Once you have read the records, output them exactly.
Given data Start Marker
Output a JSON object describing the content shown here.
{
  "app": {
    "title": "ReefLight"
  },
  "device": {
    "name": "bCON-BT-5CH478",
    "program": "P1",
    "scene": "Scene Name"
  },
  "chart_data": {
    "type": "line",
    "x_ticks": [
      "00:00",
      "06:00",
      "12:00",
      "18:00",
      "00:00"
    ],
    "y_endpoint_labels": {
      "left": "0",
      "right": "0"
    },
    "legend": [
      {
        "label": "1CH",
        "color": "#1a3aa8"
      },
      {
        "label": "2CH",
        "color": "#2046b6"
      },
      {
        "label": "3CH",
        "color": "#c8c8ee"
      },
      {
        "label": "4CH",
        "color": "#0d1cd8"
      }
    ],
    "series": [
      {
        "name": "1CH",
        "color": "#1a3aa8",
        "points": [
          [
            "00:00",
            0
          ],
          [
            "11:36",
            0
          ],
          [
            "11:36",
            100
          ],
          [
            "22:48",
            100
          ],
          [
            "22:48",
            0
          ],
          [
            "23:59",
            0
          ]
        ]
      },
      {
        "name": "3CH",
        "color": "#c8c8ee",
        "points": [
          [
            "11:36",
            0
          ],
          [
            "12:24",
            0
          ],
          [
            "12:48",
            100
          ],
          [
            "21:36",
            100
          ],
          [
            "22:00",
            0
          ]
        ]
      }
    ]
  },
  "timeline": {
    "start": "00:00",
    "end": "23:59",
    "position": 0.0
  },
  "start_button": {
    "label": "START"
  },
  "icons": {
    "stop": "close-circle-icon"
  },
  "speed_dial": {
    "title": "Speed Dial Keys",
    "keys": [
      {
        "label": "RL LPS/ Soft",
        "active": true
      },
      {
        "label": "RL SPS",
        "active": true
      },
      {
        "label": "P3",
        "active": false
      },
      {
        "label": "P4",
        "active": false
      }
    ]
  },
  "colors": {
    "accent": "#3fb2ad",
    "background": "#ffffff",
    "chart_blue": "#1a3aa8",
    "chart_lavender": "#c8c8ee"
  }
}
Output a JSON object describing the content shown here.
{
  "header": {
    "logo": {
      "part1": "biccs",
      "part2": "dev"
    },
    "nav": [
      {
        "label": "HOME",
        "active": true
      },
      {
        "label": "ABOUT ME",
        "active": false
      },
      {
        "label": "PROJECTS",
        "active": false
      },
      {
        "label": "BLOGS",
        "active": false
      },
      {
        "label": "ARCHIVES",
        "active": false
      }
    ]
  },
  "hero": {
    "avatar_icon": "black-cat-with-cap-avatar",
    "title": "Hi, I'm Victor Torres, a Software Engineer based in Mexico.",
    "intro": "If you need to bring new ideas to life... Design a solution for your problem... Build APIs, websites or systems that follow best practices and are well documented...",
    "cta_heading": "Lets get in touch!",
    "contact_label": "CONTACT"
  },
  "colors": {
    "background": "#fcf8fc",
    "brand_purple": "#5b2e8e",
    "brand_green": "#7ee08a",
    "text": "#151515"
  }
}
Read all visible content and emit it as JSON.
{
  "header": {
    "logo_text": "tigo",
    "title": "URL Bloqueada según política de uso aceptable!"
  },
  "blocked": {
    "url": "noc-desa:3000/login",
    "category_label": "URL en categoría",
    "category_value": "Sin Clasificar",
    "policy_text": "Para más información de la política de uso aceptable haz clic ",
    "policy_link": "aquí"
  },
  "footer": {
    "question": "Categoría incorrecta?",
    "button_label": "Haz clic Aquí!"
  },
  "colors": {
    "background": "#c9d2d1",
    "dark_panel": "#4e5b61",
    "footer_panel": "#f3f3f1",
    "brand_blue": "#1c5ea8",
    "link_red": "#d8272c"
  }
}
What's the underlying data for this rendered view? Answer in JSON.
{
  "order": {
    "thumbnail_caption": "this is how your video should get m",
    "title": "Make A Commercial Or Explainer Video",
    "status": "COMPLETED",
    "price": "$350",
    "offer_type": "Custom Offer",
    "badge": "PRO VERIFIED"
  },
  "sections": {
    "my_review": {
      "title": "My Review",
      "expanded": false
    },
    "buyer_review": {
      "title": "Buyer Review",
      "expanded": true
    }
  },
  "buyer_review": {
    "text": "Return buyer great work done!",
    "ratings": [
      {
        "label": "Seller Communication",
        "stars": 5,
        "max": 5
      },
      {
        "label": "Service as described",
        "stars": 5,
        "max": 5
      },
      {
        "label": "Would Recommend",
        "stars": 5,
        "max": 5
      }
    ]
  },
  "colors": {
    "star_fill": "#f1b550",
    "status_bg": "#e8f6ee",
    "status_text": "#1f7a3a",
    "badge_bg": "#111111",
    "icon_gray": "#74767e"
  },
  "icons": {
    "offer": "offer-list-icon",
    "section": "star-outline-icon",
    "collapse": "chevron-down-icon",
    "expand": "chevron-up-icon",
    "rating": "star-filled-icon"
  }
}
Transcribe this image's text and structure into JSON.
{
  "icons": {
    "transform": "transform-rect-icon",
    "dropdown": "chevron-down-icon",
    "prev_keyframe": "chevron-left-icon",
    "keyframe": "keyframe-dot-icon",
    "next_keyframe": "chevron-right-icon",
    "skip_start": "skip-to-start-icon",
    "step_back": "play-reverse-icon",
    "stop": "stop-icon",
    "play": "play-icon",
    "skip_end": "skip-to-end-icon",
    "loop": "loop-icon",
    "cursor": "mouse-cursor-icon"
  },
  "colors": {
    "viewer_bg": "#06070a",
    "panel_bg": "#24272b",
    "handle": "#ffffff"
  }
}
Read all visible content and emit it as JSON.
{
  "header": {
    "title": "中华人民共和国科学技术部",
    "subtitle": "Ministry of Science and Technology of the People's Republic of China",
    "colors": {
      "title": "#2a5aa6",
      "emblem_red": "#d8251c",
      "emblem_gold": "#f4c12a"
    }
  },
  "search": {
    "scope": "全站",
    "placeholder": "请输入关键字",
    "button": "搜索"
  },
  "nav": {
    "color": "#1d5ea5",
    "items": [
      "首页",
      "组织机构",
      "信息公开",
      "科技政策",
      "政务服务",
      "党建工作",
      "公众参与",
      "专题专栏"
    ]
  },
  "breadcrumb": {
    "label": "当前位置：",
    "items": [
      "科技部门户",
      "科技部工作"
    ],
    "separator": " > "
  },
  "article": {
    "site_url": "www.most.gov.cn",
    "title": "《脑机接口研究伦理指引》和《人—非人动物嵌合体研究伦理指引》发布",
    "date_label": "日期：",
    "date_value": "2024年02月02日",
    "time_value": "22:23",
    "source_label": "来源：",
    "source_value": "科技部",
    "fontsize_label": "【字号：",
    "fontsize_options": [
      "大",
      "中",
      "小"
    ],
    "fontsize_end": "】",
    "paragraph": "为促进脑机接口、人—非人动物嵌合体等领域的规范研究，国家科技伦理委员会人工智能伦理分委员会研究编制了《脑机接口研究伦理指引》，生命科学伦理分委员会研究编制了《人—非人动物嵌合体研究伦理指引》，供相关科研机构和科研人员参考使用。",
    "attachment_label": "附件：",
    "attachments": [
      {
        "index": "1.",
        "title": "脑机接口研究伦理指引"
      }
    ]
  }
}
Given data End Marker
> _Output_:
Output a JSON object describing the content shown here.
{
  "app": {
    "title": "ReefLight"
  },
  "device": {
    "name": "bCON-BT-5CH478",
    "program": "P1",
    "scene": "Scene Name"
  },
  "chart_data": {
    "type": "line",
    "x_ticks": [
      "00:00",
      "06:00",
      "12:00",
      "18:00",
      "00:00"
    ],
    "y_endpoint_labels": {
      "left": "0",
      "right": "0"
    },
    "legend": [
      {
        "label": "1CH",
        "color": "#1a3aa8"
      },
      {
        "label": "2CH",
        "color": "#2046b6"
      },
      {
        "label": "3CH",
        "color": "#c8c8ee"
      },
      {
        "label": "4CH",
        "color": "#0d1cd8"
      }
    ],
    "series": [
      {
        "name": "1CH",
        "color": "#1a3aa8",
        "points": [
          [
            "00:00",
            0
          ],
          [
            "11:36",
            0
          ],
          [
            "11:36",
            100
          ],
          [
            "22:48",
            100
          ],
          [
            "22:48",
            0
          ],
          [
            "23:59",
            0
          ]
        ]
      },
      {
        "name": "3CH",
        "color": "#c8c8ee",
        "points": [
          [
            "11:36",
            0
          ],
          [
            "12:24",
            0
          ],
          [
            "12:48",
            100
          ],
          [
            "21:36",
            100
          ],
          [
            "22:00",
            0
          ]
        ]
      }
    ]
  },
  "timeline": {
    "start": "00:00",
    "end": "23:59",
    "position": 0.0
  },
  "start_button": {
    "label": "START"
  },
  "icons": {
    "stop": "close-circle-icon"
  },
  "speed_dial": {
    "title": "Speed Dial Keys",
    "keys": [
      {
        "label": "RL LPS/ Soft",
        "active": true
      },
      {
        "label": "RL SPS",
        "active": true
      },
      {
        "label": "P3",
        "active": false
      },
      {
        "label": "P4",
        "active": false
      }
    ]
  },
  "colors": {
    "accent": "#3fb2ad",
    "background": "#ffffff",
    "chart_blue": "#1a3aa8",
    "chart_lavender": "#c8c8ee"
  }
}
Output a JSON object describing the content shown here.
{
  "header": {
    "logo": {
      "part1": "biccs",
      "part2": "dev"
    },
    "nav": [
      {
        "label": "HOME",
        "active": true
      },
      {
        "label": "ABOUT ME",
        "active": false
      },
      {
        "label": "PROJECTS",
        "active": false
      },
      {
        "label": "BLOGS",
        "active": false
      },
      {
        "label": "ARCHIVES",
        "active": false
      }
    ]
  },
  "hero": {
    "avatar_icon": "black-cat-with-cap-avatar",
    "title": "Hi, I'm Victor Torres, a Software Engineer based in Mexico.",
    "intro": "If you need to bring new ideas to life... Design a solution for your problem... Build APIs, websites or systems that follow best practices and are well documented...",
    "cta_heading": "Lets get in touch!",
    "contact_label": "CONTACT"
  },
  "colors": {
    "background": "#fcf8fc",
    "brand_purple": "#5b2e8e",
    "brand_green": "#7ee08a",
    "text": "#151515"
  }
}
Read all visible content and emit it as JSON.
{
  "header": {
    "logo_text": "tigo",
    "title": "URL Bloqueada según política de uso aceptable!"
  },
  "blocked": {
    "url": "noc-desa:3000/login",
    "category_label": "URL en categoría",
    "category_value": "Sin Clasificar",
    "policy_text": "Para más información de la política de uso aceptable haz clic ",
    "policy_link": "aquí"
  },
  "footer": {
    "question": "Categoría incorrecta?",
    "button_label": "Haz clic Aquí!"
  },
  "colors": {
    "background": "#c9d2d1",
    "dark_panel": "#4e5b61",
    "footer_panel": "#f3f3f1",
    "brand_blue": "#1c5ea8",
    "link_red": "#d8272c"
  }
}
What's the underlying data for this rendered view? Answer in JSON.
{
  "order": {
    "thumbnail_caption": "this is how your video should get m",
    "title": "Make A Commercial Or Explainer Video",
    "status": "COMPLETED",
    "price": "$350",
    "offer_type": "Custom Offer",
    "badge": "PRO VERIFIED"
  },
  "sections": {
    "my_review": {
      "title": "My Review",
      "expanded": false
    },
    "buyer_review": {
      "title": "Buyer Review",
      "expanded": true
    }
  },
  "buyer_review": {
    "text": "Return buyer great work done!",
    "ratings": [
      {
        "label": "Seller Communication",
        "stars": 5,
        "max": 5
      },
      {
        "label": "Service as described",
        "stars": 5,
        "max": 5
      },
      {
        "label": "Would Recommend",
        "stars": 5,
        "max": 5
      }
    ]
  },
  "colors": {
    "star_fill": "#f1b550",
    "status_bg": "#e8f6ee",
    "status_text": "#1f7a3a",
    "badge_bg": "#111111",
    "icon_gray": "#74767e"
  },
  "icons": {
    "offer": "offer-list-icon",
    "section": "star-outline-icon",
    "collapse": "chevron-down-icon",
    "expand": "chevron-up-icon",
    "rating": "star-filled-icon"
  }
}
Transcribe this image's text and structure into JSON.
{
  "icons": {
    "transform": "transform-rect-icon",
    "dropdown": "chevron-down-icon",
    "prev_keyframe": "chevron-left-icon",
    "keyframe": "keyframe-dot-icon",
    "next_keyframe": "chevron-right-icon",
    "skip_start": "skip-to-start-icon",
    "step_back": "play-reverse-icon",
    "stop": "stop-icon",
    "play": "play-icon",
    "skip_end": "skip-to-end-icon",
    "loop": "loop-icon",
    "cursor": "mouse-cursor-icon"
  },
  "colors": {
    "viewer_bg": "#06070a",
    "panel_bg": "#24272b",
    "handle": "#ffffff"
  }
}
Read all visible content and emit it as JSON.
{
  "header": {
    "title": "中华人民共和国科学技术部",
    "subtitle": "Ministry of Science and Technology of the People's Republic of China",
    "colors": {
      "title": "#2a5aa6",
      "emblem_red": "#d8251c",
      "emblem_gold": "#f4c12a"
    }
  },
  "search": {
    "scope": "全站",
    "placeholder": "请输入关键字",
    "button": "搜索"
  },
  "nav": {
    "color": "#1d5ea5",
    "items": [
      "首页",
      "组织机构",
      "信息公开",
      "科技政策",
      "政务服务",
      "党建工作",
      "公众参与",
      "专题专栏"
    ]
  },
  "breadcrumb": {
    "label": "当前位置：",
    "items": [
      "科技部门户",
      "科技部工作"
    ],
    "separator": " > "
  },
  "article": {
    "site_url": "www.most.gov.cn",
    "title": "《脑机接口研究伦理指引》和《人—非人动物嵌合体研究伦理指引》发布",
    "date_label": "日期：",
    "date_value": "2024年02月02日",
    "time_value": "22:23",
    "source_label": "来源：",
    "source_value": "科技部",
    "fontsize_label": "【字号：",
    "fontsize_options": [
      "大",
      "中",
      "小"
    ],
    "fontsize_end": "】",
    "paragraph": "为促进脑机接口、人—非人动物嵌合体等领域的规范研究，国家科技伦理委员会人工智能伦理分委员会研究编制了《脑机接口研究伦理指引》，生命科学伦理分委员会研究编制了《人—非人动物嵌合体研究伦理指引》，供相关科研机构和科研人员参考使用。",
    "attachment_label": "附件：",
    "attachments": [
      {
        "index": "1.",
        "title": "脑机接口研究伦理指引"
      }
    ]
  }
}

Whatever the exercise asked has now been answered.